R. Ragazzoni, “Pupil plane wavefront sensing with an oscillating prism,” Journal of Modern Optics, vol. 43, no. 2, pp. 289–293, 1996.View at: Google Scholar
R. Ragazzoni, A. Ghedina, A. Baruffolo et al., “Testing the pyramid wavefront sensor on the sky,” in The International Society for Optics and Photonics, vol. 4007 of Proceedings of the SPIE, pp. 423–429, March 2000.View at: Google Scholar
M. Ghigo, G. Crimi, and F. Perennes, “Construction of a pyramidal wavefront sensor for adaptive optics compensation,” in Proceedings of the International Conference “Beyond Conventional Adaptive Optics”, pp. 465–472, 2001.View at: Google Scholar
M. V. Berry, “Coloured phase singularities,” New Journal of Physics, vol. 4, pp. 66.1–66.14, 2002.View at: Google Scholar
M. V. Berry, “Exploring the colours of dark light,” New Journal of Physics, vol. 4, pp. 74.1–74.14, 2002.View at: Google Scholar
G. V. Bogatyryova, C. V. Felde, P. V. Polyanskii, S. A. Ponomarenko, M. S. Soskin, and E. Wolf, “Partially coherent vortex beams with a separable phase,” Optics Letters, vol. 28, no. 11, pp. 878–880, 2003.View at: Google Scholar

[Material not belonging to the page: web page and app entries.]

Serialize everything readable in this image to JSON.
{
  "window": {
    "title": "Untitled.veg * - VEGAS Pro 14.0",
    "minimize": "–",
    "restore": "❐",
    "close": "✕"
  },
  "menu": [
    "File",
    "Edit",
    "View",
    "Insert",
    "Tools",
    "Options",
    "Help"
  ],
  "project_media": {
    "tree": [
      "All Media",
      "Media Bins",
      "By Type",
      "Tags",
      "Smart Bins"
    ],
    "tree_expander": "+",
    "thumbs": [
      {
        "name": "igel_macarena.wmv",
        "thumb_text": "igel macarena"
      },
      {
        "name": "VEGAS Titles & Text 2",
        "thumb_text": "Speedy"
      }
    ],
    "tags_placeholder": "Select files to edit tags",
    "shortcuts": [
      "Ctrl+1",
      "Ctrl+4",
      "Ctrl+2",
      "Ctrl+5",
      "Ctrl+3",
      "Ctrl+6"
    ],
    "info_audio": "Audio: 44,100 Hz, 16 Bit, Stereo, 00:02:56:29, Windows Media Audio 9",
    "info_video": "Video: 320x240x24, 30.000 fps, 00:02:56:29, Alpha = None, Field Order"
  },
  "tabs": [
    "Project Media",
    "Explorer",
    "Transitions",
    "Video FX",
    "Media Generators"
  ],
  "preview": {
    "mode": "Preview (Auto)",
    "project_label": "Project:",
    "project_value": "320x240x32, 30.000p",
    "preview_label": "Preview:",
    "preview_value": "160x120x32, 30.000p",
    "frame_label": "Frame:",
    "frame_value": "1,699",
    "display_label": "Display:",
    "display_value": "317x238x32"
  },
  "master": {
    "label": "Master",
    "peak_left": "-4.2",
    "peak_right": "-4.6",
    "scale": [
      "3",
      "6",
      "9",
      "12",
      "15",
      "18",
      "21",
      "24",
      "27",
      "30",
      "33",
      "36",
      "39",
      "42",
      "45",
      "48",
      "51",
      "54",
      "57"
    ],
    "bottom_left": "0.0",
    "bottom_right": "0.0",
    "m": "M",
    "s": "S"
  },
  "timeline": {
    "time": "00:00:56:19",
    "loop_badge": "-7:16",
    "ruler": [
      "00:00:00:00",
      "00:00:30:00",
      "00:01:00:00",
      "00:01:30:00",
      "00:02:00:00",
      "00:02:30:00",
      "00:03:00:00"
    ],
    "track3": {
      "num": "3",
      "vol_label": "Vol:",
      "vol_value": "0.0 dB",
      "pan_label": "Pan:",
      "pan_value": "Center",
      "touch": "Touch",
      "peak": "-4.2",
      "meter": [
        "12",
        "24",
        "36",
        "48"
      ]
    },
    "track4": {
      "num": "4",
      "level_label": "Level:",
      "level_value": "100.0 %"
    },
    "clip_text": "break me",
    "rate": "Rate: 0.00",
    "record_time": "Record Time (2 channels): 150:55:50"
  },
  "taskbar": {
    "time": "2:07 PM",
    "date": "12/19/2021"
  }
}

I. V. Izmailov, A. L. Magazinnikov, and B. N. Poizner, “Identification of a screw wave-front dislocation and compensation for its influence on structurization in models of a ring interferometer,” Atmospheric and Ocean Optics, vol. 13, pp. 805–812, 2000.View at: Google Scholar